A motor dealer in Surrey bought two of these black V12 E-types, numbers 2823 and 2845, presumably at a trader’s discount price of 17% under the list price. He salted them away, unregistered, unused and brand new, and kept them in an air-conditioned showroom. He is now offering them for sale at around £25,000 each!
Having driven the very last E-type V12, Registered Number HDU555N when it left the production line I wept no tears at the end of the E-type, for by 1975 it was terribly dated. The V12 engine was fabulous, but the rest of the car could not cope with it. If you used the potential of the 5.3-litre V12 engine you soon ran out of brakes, the road-holding was sadly lacking, the steering was only just adequate and the whole car was very old-fashioned in its manner of going, though still a super car to look at. Tempering one’s driving style to suit the car, as regards a feeling of personal safety and well-being, I found that one was using the potential of a good 4.2-litre 6-cylinder E-type (like the one I was using at the time). When I returned the V12 roadster to the factory I said I thought the engine was terrific but it needed a new car around it. The Jaguar men just smiled and said nothing, for they knew they had the XJ-S coupe about to go into production. As we now know the XJ-S can use the potential of the 5.3-litre V12 Jaguar engine in all respects, and after you’ve driven one you know it is a good car.
The Series III V12 E-type was really only stop-gap model used to get the V12 engine into production before it went into volume production for the XJ saloon and the XJ-S coupe.

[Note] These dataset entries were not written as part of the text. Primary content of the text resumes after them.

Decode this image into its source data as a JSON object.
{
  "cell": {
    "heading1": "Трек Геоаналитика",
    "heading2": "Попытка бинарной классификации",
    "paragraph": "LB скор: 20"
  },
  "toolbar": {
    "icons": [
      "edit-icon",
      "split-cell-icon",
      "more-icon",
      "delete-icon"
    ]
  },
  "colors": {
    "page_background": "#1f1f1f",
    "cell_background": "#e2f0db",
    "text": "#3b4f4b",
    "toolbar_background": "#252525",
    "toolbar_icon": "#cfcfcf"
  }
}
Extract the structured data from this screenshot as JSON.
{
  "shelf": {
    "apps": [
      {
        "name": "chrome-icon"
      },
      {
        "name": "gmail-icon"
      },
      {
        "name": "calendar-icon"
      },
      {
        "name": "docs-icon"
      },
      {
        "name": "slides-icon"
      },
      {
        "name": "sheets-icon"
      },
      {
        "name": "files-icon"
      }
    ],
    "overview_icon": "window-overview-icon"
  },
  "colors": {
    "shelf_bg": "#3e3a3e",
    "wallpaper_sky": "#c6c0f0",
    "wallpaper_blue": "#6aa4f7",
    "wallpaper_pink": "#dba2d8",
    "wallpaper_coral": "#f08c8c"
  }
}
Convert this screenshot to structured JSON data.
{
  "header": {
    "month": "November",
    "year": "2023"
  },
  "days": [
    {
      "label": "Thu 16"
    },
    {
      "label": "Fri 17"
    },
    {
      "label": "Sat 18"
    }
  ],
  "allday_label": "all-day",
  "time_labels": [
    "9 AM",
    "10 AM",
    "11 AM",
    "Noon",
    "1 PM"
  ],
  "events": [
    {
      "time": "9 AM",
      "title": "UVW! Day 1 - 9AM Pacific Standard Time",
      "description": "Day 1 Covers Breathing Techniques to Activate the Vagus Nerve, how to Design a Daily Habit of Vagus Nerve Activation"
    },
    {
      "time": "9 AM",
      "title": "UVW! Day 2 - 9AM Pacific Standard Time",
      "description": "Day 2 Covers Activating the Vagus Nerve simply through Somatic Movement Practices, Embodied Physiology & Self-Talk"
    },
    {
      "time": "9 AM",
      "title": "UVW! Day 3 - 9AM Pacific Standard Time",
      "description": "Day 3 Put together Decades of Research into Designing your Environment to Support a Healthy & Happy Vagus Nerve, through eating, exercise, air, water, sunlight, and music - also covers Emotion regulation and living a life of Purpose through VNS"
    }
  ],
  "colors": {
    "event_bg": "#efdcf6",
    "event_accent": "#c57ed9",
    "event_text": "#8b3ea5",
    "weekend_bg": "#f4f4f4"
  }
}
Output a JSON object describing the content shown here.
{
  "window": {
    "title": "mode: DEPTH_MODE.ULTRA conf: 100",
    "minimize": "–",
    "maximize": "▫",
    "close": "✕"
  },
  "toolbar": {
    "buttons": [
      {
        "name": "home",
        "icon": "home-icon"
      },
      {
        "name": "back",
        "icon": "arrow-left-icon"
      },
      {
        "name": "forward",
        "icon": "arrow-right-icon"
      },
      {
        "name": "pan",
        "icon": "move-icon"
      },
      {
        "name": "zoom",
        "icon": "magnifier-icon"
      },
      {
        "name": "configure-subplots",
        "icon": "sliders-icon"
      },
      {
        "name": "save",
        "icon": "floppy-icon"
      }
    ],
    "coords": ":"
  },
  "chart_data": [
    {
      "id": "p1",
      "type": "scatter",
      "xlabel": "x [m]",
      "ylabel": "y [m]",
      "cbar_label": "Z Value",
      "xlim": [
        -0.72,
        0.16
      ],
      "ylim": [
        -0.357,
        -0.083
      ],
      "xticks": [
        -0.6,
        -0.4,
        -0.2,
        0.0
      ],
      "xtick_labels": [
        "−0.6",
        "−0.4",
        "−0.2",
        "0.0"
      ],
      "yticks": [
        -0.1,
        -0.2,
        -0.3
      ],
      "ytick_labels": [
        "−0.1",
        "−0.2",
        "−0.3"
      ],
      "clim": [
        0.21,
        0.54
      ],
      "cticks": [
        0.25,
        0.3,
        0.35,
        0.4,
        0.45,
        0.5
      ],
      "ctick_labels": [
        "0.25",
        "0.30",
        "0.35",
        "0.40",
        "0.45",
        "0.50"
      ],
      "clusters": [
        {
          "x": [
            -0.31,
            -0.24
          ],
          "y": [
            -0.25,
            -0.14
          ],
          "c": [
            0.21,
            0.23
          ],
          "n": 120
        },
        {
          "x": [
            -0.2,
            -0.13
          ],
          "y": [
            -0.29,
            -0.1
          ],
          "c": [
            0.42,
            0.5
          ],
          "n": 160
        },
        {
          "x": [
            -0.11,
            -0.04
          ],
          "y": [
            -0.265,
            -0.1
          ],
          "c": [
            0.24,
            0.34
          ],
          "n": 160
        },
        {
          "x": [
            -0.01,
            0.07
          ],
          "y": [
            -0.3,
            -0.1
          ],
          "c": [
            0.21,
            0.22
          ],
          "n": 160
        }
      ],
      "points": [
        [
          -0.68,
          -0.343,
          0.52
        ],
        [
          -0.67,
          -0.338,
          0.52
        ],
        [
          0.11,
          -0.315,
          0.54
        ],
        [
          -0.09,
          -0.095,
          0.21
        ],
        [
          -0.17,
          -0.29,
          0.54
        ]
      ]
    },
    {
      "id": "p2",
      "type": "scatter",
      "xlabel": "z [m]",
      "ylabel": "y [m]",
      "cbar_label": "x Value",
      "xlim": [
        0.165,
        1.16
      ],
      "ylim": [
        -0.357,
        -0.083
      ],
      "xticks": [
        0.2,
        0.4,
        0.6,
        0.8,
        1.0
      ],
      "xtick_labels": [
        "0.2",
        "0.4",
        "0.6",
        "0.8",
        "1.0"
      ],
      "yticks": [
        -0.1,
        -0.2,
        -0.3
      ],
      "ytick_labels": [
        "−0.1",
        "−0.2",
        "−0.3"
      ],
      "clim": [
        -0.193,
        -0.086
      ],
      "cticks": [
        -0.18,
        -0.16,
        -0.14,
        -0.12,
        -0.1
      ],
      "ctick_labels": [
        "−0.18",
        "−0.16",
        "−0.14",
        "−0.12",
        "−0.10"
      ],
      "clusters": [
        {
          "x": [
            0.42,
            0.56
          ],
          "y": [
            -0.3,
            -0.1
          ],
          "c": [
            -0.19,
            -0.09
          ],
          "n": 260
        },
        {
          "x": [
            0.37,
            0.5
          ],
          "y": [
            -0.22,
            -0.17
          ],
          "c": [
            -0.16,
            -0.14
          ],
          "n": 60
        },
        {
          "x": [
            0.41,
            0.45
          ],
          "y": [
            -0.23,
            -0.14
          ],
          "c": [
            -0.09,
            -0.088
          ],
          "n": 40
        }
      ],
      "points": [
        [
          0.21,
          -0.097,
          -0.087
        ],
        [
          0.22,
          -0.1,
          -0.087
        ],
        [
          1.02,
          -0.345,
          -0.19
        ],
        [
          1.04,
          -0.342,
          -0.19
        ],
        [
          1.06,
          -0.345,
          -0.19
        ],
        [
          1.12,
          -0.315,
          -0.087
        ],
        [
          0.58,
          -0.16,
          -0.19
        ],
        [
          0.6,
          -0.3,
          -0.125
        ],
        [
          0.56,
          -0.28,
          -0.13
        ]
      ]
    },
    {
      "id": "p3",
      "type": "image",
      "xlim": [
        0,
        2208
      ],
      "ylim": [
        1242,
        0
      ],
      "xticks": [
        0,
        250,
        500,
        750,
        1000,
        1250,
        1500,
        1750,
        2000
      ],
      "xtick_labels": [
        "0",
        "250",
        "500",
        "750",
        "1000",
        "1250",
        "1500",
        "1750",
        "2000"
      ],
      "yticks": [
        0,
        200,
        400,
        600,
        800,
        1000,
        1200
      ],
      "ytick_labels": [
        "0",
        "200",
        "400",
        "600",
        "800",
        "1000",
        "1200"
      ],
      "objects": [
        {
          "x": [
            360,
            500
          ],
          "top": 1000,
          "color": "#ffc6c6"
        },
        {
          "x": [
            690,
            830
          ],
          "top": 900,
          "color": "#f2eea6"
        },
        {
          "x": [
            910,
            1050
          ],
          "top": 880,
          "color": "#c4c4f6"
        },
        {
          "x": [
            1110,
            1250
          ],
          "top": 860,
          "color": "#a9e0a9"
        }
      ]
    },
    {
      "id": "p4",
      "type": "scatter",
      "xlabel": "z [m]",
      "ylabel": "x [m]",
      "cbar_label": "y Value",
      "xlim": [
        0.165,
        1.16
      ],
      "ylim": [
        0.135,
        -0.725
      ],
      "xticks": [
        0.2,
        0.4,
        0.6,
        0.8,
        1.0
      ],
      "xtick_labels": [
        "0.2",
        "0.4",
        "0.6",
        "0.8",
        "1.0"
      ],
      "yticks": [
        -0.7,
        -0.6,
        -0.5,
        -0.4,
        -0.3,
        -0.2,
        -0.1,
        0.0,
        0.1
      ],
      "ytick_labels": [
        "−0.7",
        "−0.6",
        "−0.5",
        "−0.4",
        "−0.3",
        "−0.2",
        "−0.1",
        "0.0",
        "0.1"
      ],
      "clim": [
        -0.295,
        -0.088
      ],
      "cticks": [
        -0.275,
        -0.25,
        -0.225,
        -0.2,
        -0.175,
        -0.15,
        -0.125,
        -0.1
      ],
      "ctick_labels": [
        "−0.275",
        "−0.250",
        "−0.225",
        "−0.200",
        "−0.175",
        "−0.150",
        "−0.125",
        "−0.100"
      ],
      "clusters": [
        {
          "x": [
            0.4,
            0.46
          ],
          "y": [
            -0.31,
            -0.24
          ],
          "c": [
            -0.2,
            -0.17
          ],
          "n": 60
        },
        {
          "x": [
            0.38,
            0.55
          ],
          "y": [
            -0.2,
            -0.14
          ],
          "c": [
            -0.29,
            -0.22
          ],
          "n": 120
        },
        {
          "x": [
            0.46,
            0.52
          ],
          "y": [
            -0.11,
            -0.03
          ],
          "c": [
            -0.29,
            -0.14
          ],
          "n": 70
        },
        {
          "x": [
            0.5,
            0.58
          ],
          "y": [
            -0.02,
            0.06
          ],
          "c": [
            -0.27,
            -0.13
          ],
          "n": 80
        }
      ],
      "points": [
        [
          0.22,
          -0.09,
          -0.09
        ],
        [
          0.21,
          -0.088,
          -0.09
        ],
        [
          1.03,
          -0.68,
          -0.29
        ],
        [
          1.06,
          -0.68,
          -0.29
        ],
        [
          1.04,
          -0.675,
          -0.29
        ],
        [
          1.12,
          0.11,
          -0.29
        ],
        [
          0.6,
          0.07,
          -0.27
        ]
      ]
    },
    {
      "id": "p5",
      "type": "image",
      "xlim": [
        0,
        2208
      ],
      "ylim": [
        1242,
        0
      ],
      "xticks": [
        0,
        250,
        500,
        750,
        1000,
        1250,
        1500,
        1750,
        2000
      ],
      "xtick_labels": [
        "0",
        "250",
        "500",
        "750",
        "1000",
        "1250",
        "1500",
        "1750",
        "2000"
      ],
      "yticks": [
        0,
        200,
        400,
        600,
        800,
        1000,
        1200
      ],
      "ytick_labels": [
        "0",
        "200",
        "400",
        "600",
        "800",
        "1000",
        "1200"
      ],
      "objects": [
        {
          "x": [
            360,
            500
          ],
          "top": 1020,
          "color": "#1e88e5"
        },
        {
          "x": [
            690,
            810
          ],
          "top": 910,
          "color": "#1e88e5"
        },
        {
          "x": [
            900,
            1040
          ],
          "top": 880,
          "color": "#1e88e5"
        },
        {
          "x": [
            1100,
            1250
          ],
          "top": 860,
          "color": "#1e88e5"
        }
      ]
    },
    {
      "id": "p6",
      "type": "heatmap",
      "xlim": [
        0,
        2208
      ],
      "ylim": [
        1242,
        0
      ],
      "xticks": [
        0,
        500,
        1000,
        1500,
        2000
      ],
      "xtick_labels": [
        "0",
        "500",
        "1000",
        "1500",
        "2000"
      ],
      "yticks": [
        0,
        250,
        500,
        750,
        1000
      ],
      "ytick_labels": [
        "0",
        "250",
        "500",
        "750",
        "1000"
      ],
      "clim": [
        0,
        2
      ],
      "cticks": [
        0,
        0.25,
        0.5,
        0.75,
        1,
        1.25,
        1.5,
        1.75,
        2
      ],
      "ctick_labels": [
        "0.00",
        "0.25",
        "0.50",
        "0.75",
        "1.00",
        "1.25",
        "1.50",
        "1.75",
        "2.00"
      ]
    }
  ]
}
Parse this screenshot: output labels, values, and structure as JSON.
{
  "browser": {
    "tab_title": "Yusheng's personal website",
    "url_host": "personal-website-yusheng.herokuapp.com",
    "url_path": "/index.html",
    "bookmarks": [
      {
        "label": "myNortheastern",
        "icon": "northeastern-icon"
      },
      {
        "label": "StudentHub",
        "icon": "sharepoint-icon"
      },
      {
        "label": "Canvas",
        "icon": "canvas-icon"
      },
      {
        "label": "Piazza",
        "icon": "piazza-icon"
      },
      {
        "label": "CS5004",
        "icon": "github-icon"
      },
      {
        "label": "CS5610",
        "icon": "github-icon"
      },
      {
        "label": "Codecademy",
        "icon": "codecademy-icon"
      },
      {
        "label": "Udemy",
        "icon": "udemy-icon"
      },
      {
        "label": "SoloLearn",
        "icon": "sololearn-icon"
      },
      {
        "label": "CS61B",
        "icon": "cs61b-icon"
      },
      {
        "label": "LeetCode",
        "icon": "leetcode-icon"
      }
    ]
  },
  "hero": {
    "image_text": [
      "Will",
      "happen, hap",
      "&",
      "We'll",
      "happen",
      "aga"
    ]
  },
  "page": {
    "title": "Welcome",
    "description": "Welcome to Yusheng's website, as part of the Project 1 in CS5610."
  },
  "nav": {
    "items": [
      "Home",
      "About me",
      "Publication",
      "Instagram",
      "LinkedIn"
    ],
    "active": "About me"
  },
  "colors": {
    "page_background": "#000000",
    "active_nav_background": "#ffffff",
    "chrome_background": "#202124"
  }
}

In effect the V12 E-type was a test-bed for the production engineer at Jaguar cars, otherwise the E-type would have ended with the Series II 4.2-litre 6-cylinder. It had been in production for over ten years before it became dated which is the sign of a successful car.
The Surrey motor dealers who want £25,000 for a car they bought for under £4,000 four years ago are obviously not looking for a motorist as a customer. Anyone who knows about motoring would buy an XJ-S coupe for a lot less money and have enough left over to pay for using it for 50,000 miles or more. You could even buy a Porsche 928 and have money left over.
Are “collectors” lunatics, clever, dishonest, good business men, endowed with more money than brains, or perhaps they don’t really exist, except in the imagination of the motor dealers? If these two nondescript cars from the final batch of 50 E-types are worth £25,000 each to the dealers, then one wonders what the Trade would ask if they could get their hands on HDU555N, the very last production E-type Jaguar – D. S. J.